    It would be nice get a bit more insight as to how the PlayTo capability works. I can see this being ideal for quickly sharing recent photos in a family room setting.
    USArcher
  • Let's hope they can generate a positive margin

    On these devices, or we may see LG leave the sector within a fiscal year.
    matthew_maurice
  • Could you explain just one point, please.

    What did you mean by a "revolutionary user experience"? Was that in reference to a prior Win 6.5 mobile experience? Or was that simply your word substitute for "magical".
    kenosha77a
  • RE: Hands-on review: AT&T's LG Quantum

    It's not a "full" QWERTY keyboard for me unless it has a row of number keys across the top.
    wwcarley
  • RE: Hands-on review: AT&T's LG Quantum

    This phone is not perfect but to make the windows phone the best phone ever:

    It must tether or act as a wifi hotspot. Must.

    When plugged into the computer, it should work as a remote control for the Zune program running on the computer.

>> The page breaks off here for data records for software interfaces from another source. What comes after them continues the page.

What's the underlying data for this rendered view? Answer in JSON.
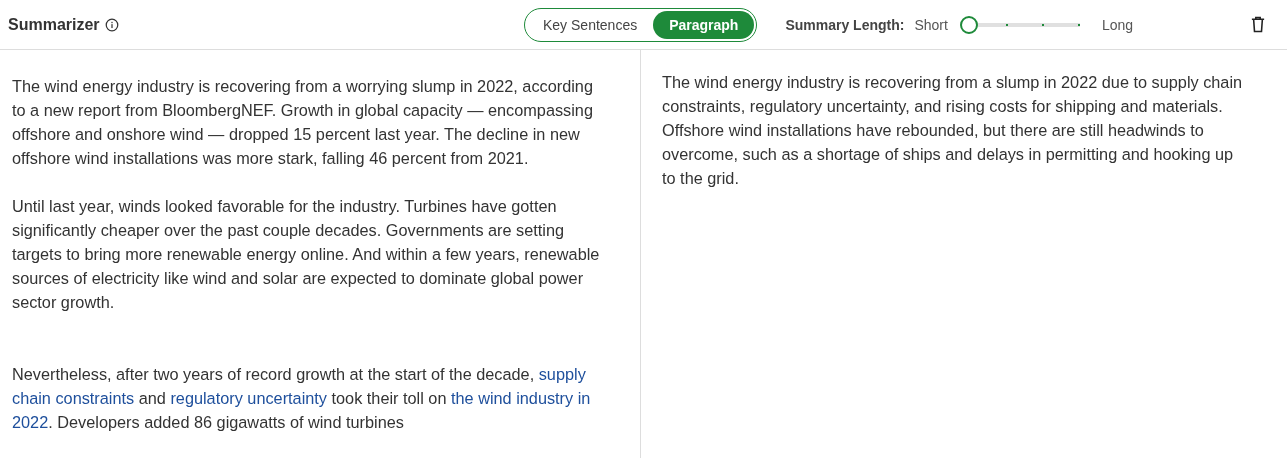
{
  "header": {
    "title": "Summarizer",
    "modes": [
      {
        "label": "Key Sentences",
        "selected": false
      },
      {
        "label": "Paragraph",
        "selected": true
      }
    ],
    "length_label": "Summary Length:",
    "length_min": "Short",
    "length_max": "Long",
    "length_slider": {
      "level": 0
    }
  },
  "source_paragraphs": [
    [
      {
        "text": "The wind energy industry is recovering from a worrying slump in 2022, according to a new report from BloombergNEF. Growth in global capacity — encompassing offshore and onshore wind — dropped 15 percent last year. The decline in new offshore wind installations was more stark, falling 46 percent from 2021.",
        "highlighted": false
      }
    ],
    [
      {
        "text": "Until last year, winds looked favorable for the industry. Turbines have gotten significantly cheaper over the past couple decades. Governments are setting targets to bring more renewable energy online. And within a few years, renewable sources of electricity like wind and solar are expected to dominate global power sector growth.",
        "highlighted": false
      }
    ],
    [
      {
        "text": "Nevertheless, after two years of record growth at the start of the decade, ",
        "highlighted": false
      },
      {
        "text": "supply chain constraints",
        "highlighted": true
      },
      {
        "text": " and ",
        "highlighted": false
      },
      {
        "text": "regulatory uncertainty",
        "highlighted": true
      },
      {
        "text": " took their toll on ",
        "highlighted": false
      },
      {
        "text": "the wind industry in 2022",
        "highlighted": true
      },
      {
        "text": ". Developers added 86 gigawatts of wind turbines",
        "highlighted": false
      }
    ]
  ],
  "summary": "The wind energy industry is recovering from a slump in 2022 due to supply chain constraints, regulatory uncertainty, and rising costs for shipping and materials. Offshore wind installations have rebounded, but there are still headwinds to overcome, such as a shortage of ships and delays in permitting and hooking up to the grid."
}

    It must be easier to get office files on and off of it? It used to be that I could copy them directly to the micro-ssd? but that is not possible now.

    Also, I should be able to upgrade the internal memory when I can afford it by replacing the ssd? why not?
    oKing4
  • RE: Hands-on review: AT&T's LG Quantum

    The number of alert sounds are too limited. Beyond that, I need to be able to assign ?sound profiles? so that I can assign sounds to situations. I like to have one for each of these times: A normal profile, when I am asleep, one for being quite, and a last one for being silent. Currently, this phone only allows a volume slider, but no alert is appropriate for all situations. Here is a redesign for you: Change the slider to only 5 steps. Each step gets a default volume and alert that would be appropriate for these different environments with different noise level. You can have 5 or so alerts for each of the 5 groups. In the ?Noisy Places? environment, you can suggest more crazy alerts. In the ?bedtime? environment, you can suggest more pleasant alerts. Etc. If you really want to kick it up a notch, then have the volume level set only in a fuzzy way so that when the phone send an alert, the phone compensates for the ambient noise that it can hear with its mic, but if no-one answers the alert, the volume escalates. That would be sweet.
    oKing4
  • RE: Hands-on review: AT&T's LG Quantum

    I should be able to use any app on the phone independent of what else is going on with the phone? other than talking on a call. If this is to work, a hard button on the outside of the phone must be able to pause and resume the player, and maybe a second to switch from the ?player screen?, the ?phone screen?, and the ?front screen? (being that the ?front screen? is either the app chooser or the current app). Again, sweet.
    oKing4
  • RE: Hands-on review: AT&T's LG Quantum

    This phone's biggest problem is that it is far too fragile. I had one and accidently dropped it only a few inches and the screen shattered.
    robedw_y2k@...